_About this task:_
Nothing in the entries may differ when you return them.
##########
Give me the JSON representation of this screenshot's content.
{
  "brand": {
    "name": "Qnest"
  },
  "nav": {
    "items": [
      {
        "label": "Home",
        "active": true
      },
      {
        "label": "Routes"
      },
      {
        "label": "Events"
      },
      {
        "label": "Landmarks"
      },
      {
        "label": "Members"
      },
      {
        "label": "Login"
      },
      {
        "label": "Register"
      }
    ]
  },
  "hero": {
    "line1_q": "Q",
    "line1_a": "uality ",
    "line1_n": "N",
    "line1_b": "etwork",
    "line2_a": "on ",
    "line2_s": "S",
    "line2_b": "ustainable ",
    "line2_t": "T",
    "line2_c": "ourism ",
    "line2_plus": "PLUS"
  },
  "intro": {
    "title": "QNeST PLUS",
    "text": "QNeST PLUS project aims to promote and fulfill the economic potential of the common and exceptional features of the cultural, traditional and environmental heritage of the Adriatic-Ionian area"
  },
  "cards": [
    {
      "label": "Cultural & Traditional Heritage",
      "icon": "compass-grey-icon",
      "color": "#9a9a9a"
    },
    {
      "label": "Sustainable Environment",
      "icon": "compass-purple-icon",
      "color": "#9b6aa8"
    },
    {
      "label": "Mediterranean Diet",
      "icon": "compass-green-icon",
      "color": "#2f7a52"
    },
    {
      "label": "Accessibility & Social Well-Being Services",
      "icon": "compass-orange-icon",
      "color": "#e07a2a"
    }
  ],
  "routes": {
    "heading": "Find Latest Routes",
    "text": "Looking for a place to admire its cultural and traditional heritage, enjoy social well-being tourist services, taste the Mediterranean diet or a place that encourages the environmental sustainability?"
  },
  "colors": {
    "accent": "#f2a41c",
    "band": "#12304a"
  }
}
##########
_Answer box:_
Give me the JSON representation of this screenshot's content.
{
  "brand": {
    "name": "Qnest"
  },
  "nav": {
    "items": [
      {
        "label": "Home",
        "active": true
      },
      {
        "label": "Routes"
      },
      {
        "label": "Events"
      },
      {
        "label": "Landmarks"
      },
      {
        "label": "Members"
      },
      {
        "label": "Login"
      },
      {
        "label": "Register"
      }
    ]
  },
  "hero": {
    "line1_q": "Q",
    "line1_a": "uality ",
    "line1_n": "N",
    "line1_b": "etwork",
    "line2_a": "on ",
    "line2_s": "S",
    "line2_b": "ustainable ",
    "line2_t": "T",
    "line2_c": "ourism ",
    "line2_plus": "PLUS"
  },
  "intro": {
    "title": "QNeST PLUS",
    "text": "QNeST PLUS project aims to promote and fulfill the economic potential of the common and exceptional features of the cultural, traditional and environmental heritage of the Adriatic-Ionian area"
  },
  "cards": [
    {
      "label": "Cultural & Traditional Heritage",
      "icon": "compass-grey-icon",
      "color": "#9a9a9a"
    },
    {
      "label": "Sustainable Environment",
      "icon": "compass-purple-icon",
      "color": "#9b6aa8"
    },
    {
      "label": "Mediterranean Diet",
      "icon": "compass-green-icon",
      "color": "#2f7a52"
    },
    {
      "label": "Accessibility & Social Well-Being Services",
      "icon": "compass-orange-icon",
      "color": "#e07a2a"
    }
  ],
  "routes": {
    "heading": "Find Latest Routes",
    "text": "Looking for a place to admire its cultural and traditional heritage, enjoy social well-being tourist services, taste the Mediterranean diet or a place that encourages the environmental sustainability?"
  },
  "colors": {
    "accent": "#f2a41c",
    "band": "#12304a"
  }
}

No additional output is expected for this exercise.